What Is Covered By Renters Insurance?
Your landlord may be a pleasant individual who cares for minor issues such as leaking faucets and broken appliances. However, if your apartment burns down, your landlord is unlikely to replace all of your stuff. Your landlord’s insurance company won’t either. You’re on your own regarding issues like fire and theft. There is, however, a solution: renters insurance. And it might be less expensive than you think. The following are some of the issues covered by renters insurance: accidental water or steam discharge or overflow, Aircraft, Explosion, lightning, fire, and many more. Two major natural catastrophes aren’t on this list: Earthquakes and floods are both natural disasters.
What Kind of Property Insurance Do Renters Require?
You’ll choose a personal property coverage limit, which is the highest amount your renter’s insurance company will pay if your personal property is damaged or destroyed as a result of a covered incident (like a fire). For example, you might choose $20,000 to cover all of your things. You might select $100,000 or more if you have a lot of pricey furniture, clothes, or other items.

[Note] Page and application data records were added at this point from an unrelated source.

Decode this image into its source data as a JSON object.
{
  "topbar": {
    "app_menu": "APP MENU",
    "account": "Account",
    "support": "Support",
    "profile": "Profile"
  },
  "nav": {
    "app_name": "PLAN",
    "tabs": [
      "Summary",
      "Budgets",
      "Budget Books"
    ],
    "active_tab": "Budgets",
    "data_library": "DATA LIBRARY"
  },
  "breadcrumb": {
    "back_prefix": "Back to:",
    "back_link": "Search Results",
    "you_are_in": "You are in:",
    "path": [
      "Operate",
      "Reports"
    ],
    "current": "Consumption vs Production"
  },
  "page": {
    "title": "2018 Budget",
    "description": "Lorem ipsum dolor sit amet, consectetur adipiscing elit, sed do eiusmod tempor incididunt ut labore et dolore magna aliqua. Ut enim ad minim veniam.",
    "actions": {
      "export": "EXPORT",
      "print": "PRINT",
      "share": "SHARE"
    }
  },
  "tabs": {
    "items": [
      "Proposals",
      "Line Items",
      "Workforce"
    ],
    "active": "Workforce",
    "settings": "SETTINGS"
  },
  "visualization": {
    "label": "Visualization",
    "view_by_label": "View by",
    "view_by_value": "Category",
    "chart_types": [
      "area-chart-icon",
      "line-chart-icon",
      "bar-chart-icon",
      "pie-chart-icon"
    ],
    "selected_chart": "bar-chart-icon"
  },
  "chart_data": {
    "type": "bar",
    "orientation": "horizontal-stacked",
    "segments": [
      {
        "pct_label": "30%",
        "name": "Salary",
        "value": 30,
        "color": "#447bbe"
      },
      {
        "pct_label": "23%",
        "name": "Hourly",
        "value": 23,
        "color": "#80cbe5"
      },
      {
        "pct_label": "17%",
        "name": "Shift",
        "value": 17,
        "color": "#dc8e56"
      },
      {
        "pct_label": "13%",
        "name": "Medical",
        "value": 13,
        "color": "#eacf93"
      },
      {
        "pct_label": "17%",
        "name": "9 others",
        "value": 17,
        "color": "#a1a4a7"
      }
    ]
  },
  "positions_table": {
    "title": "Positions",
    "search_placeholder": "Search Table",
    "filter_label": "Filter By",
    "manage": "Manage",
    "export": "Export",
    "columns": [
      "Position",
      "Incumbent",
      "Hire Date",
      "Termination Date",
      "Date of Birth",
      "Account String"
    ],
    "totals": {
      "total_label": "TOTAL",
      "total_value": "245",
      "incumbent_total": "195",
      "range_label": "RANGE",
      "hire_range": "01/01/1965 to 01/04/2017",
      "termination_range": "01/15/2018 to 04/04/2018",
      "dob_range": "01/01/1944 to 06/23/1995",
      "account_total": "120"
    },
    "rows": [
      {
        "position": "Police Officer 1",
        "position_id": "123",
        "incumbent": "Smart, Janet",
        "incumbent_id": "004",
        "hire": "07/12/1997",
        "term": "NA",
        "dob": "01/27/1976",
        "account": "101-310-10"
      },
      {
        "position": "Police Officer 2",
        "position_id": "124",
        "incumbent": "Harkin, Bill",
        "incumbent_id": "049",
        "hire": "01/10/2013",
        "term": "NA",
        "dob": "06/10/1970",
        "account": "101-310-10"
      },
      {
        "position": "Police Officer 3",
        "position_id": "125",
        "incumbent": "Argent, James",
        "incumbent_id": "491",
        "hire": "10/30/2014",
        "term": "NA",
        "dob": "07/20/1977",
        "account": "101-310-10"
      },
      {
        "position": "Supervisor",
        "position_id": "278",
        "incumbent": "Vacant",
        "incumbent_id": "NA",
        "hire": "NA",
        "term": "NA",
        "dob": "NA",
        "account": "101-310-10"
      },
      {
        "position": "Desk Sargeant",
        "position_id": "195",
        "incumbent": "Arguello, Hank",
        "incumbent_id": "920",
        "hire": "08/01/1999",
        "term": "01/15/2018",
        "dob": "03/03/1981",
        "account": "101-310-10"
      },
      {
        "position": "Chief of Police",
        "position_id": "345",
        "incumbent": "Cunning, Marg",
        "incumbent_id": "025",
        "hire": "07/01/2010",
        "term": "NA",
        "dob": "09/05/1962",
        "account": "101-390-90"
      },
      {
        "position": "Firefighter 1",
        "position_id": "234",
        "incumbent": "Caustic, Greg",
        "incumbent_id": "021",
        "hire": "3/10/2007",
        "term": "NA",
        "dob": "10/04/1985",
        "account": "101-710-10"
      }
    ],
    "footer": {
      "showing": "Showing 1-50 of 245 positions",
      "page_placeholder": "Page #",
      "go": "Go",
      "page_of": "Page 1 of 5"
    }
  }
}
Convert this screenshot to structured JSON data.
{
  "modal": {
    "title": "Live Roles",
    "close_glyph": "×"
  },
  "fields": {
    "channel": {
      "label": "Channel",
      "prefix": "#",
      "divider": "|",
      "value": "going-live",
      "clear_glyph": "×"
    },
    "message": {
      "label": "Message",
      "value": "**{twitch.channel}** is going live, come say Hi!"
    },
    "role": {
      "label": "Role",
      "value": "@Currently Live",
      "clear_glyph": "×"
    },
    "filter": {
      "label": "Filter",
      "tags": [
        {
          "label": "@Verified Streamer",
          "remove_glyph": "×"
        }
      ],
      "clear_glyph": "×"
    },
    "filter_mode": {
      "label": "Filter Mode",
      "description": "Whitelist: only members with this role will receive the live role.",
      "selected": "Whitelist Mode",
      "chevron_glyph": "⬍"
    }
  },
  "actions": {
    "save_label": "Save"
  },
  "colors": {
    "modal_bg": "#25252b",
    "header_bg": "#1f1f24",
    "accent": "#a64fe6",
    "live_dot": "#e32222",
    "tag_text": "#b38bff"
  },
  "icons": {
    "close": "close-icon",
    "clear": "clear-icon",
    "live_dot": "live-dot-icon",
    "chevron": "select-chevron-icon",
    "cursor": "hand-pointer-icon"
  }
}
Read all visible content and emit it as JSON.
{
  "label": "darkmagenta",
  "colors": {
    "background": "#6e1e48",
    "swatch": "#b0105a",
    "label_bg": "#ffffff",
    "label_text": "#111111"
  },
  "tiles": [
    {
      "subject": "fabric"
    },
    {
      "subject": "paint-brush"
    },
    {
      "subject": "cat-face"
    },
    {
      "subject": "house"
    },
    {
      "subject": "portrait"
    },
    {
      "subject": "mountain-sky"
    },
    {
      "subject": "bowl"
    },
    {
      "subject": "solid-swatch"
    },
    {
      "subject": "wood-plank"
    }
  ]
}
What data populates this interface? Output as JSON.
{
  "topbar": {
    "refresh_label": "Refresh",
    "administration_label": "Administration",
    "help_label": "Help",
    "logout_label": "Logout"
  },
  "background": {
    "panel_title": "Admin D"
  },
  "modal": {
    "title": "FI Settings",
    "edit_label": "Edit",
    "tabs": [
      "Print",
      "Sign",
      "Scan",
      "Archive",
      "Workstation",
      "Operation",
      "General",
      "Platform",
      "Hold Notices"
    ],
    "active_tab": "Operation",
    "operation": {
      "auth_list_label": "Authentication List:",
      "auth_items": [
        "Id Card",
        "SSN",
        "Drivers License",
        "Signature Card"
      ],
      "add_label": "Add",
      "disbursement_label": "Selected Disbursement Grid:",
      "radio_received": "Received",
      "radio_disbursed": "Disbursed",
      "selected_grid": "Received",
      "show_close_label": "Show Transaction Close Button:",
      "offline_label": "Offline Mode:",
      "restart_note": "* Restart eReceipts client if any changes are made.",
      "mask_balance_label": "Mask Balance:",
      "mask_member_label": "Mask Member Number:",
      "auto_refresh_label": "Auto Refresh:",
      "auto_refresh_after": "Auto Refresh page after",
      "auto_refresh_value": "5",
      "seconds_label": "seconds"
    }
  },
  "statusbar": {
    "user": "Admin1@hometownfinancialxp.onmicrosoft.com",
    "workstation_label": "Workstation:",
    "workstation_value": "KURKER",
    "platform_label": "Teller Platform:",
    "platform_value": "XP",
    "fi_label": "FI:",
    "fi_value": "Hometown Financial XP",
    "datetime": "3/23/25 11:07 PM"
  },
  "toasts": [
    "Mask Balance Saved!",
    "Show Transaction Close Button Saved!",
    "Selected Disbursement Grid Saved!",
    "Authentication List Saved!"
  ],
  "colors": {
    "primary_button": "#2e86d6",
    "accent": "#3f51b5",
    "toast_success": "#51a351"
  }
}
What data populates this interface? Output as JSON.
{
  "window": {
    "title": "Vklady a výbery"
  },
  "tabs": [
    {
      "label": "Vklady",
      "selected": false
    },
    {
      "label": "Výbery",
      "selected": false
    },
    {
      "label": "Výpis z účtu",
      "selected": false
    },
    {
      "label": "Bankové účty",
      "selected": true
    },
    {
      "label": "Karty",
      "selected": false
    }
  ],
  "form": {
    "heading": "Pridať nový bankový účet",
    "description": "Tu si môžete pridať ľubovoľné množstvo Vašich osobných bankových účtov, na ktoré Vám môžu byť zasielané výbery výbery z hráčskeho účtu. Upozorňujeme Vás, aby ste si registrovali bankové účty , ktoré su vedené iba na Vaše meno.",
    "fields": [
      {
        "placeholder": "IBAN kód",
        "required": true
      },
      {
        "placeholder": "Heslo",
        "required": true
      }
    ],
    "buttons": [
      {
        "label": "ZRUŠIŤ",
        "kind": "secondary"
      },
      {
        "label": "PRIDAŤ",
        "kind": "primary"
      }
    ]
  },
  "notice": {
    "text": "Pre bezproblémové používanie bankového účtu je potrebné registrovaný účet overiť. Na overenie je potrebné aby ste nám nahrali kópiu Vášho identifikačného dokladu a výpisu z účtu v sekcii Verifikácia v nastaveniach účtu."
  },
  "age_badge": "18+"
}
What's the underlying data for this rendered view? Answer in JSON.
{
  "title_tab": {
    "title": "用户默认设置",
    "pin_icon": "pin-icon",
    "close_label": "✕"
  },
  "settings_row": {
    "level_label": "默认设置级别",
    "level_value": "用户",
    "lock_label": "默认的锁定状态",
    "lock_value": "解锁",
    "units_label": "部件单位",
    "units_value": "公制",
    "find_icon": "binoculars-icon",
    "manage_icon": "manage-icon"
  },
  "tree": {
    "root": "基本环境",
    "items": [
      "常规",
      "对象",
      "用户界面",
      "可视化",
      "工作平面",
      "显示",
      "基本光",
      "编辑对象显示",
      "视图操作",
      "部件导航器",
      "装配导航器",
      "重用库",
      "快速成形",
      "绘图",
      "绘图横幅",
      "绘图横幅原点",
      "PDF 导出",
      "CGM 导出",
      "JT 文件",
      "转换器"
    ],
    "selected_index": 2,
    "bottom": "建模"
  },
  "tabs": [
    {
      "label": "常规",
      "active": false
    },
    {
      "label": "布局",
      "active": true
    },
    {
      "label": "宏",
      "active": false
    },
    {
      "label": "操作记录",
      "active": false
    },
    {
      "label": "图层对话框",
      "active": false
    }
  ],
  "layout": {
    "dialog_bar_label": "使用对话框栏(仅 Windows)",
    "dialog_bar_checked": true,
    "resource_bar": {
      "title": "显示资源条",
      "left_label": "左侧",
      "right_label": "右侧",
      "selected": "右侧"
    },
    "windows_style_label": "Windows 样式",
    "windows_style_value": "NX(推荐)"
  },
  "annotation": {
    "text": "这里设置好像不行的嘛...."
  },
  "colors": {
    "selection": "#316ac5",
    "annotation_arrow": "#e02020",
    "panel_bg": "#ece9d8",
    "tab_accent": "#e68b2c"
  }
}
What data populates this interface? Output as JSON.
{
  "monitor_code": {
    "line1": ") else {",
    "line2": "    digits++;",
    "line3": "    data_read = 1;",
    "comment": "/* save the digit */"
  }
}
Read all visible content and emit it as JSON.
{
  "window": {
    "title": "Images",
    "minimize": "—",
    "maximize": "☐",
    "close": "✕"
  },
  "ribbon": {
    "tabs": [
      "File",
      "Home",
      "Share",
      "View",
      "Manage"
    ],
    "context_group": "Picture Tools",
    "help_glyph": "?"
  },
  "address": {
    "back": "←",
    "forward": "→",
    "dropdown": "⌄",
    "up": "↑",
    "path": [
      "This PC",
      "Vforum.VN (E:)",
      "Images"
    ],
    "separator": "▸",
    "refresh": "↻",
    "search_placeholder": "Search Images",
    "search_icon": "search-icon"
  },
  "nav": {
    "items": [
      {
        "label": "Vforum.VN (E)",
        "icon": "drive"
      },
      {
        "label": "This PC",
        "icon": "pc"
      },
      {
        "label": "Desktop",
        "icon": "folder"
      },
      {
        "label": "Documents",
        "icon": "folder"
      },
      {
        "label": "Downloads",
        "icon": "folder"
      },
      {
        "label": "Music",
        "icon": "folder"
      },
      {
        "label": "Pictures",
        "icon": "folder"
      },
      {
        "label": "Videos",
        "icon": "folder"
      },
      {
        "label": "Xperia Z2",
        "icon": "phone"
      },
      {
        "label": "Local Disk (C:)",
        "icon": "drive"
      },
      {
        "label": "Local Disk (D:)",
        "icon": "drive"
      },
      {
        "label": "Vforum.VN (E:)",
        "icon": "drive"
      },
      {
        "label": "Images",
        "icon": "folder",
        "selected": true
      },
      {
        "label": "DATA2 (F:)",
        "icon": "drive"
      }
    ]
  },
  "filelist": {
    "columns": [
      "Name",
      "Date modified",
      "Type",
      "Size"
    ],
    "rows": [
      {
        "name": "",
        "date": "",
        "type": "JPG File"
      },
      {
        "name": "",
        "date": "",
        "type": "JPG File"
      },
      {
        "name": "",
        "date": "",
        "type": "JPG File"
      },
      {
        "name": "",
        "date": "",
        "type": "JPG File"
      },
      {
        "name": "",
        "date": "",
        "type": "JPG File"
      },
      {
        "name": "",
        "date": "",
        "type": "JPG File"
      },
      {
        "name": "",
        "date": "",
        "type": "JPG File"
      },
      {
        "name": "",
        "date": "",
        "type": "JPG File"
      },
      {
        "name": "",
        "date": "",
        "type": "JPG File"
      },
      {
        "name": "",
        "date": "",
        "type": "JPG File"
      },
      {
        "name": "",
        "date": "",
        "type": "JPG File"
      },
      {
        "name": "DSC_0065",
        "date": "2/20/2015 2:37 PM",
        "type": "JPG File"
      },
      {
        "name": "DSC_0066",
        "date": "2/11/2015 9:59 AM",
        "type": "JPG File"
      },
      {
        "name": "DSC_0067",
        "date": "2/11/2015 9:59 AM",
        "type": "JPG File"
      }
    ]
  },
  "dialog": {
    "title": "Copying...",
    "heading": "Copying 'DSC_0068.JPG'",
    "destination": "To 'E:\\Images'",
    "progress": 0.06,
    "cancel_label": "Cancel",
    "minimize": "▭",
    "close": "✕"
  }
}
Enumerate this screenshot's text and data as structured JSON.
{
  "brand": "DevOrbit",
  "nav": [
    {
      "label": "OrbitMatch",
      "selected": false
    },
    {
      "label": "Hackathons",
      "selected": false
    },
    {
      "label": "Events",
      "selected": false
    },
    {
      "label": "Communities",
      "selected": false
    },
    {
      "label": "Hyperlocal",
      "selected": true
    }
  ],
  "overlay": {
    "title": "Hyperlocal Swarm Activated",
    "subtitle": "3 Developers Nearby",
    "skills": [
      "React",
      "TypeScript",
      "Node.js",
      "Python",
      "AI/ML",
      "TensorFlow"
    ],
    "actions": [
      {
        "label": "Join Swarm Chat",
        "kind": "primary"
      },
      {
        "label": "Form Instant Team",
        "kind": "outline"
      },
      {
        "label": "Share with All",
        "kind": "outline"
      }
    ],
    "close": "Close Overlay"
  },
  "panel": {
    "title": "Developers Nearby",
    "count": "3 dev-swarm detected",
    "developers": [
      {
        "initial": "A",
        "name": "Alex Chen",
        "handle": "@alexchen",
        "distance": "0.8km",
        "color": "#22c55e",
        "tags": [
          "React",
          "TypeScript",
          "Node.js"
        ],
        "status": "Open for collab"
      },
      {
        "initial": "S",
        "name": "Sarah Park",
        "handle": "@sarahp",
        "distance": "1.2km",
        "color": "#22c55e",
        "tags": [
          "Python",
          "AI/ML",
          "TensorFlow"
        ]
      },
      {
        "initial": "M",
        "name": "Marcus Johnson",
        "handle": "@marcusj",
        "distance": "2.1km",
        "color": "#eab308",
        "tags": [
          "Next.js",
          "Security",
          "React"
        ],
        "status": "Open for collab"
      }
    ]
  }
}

Making a home inventory is an intelligent approach to figure out how much personal property coverage you need. A decent house inventory can be as basic as a written list, or it can be as complex as using an app or filming with your phone. Then figure out how much it will cost to replace what you have.
When comparing Actual Cash Value vs Replacement Cost Coverage, it’s essential to remember that the former is more valuable.
When purchasing renters insurance, you can pick between actual cash value (ACV) and replacement cost coverage. Replacement cost coverage is expensive, but it is better because it does not account for depreciation. Let’s imagine you spent $2,000 three years ago on a new TV with all the latest and best technologies. ACV will pay the depreciated worth of the TV if it is damaged in a fire today. Replacement cost coverage will pay for a new, similar model to replace the damaged TV at today’s pricing.
Keep an eye out for any special restrictions
Some items have “special limits” or “sub-limits for specific types of losses.” Renters insurance policies, for example, frequently have particular limits for stolen jewellery, such as a $1,000 maximum. If you have a necklace worth $2,000, that sub-limit will be insufficient. High-value objects, such as jewellery, artwork, musical instruments, and antiques, should be scheduled. It’s a fantastic approach to make sure you receive paid the total value of your belongings if they get stolen.
Liability Insurance is a must-have
As a tenant, you’re probably focused on your possessions. Renters insurance, on the other hand, contains significant liability coverage. Liability insurance covers you if you cause an injury or damage to someone else’s property. For example, if you hit a neighbour’s window with an errant baseball, responsibility will cover the cost of replacing the window.
It often happens that liability gets overlooked. It is suggested to the tenants to consider a scenario in which a visitor trips and falls while visiting their unit. Also, the visitor has the right to sue you for their medical bills. If that happens, renters insurance can do a payment of legal costs and any medical costs that you are responsible for. They provide coverage for the maximum portion.
You will be able to choose the limits of your liability insurance policy. On a renters insurance policy, the default liability coverage level is $100,000, but you can increase it. Buying adequate liability insurance to cover what you could lose in a lawsuit is a good rule of thumb. Adding umbrella insurance to your renter’s policy is a fantastic method to receive extra liability coverage.
Are you unable to live in your apartment?
Consider the phrase “Additional Living Expenses.”Additional living expenses (ALE) coverage pays for hotel bills and other extra charges, such as restaurant meals and pet boarding fees, if you can’t live in your apartment due to a situation covered by your insurance (such as a tornado). This coverage is also known as “loss of use. It is better to think of all the extra costs you’d incur if you were to leave your home. It’s expensive not to be able to live in your own home. But, thankfully, your insurer will be able to assist you.
What Doesn’t Renters Insurance Cover?
Damage to the structure in which you live is not covered by renters insurance. The landlord’s insurance covers the design of the building. For example, if a fire damaged the building’s vinyl siding, the landlord’s insurance would cover it. Accidents in shared spaces such as hallways and stairwells are often not covered by renters insurance. The landlord’s insurance also covers this. For example, if a guest trips on an uneven sidewalk, the landlord’s insurance would handle the claim. Pet damage to your home or valuables is also not covered by renters insurance. For example, if your dog chews on your coffee table or dirty your carpet, no insurance will cover it. Floods, earthquakes, and landslides are not covered by renters insurance. If issues influence your location, you’ll need more coverage.
What Is the Cost of Renters Insurance?
The following factors influence the cost of renters insurance –
- Where do you reside?
- What level of protection do you want?
- The deductible amount
- Your claim history with your renter’s insurance
- If the place where you live had smoke alarms, deadbolts, security systems and sprinklers.
Check with your insurance agent to see if you qualify for any savings.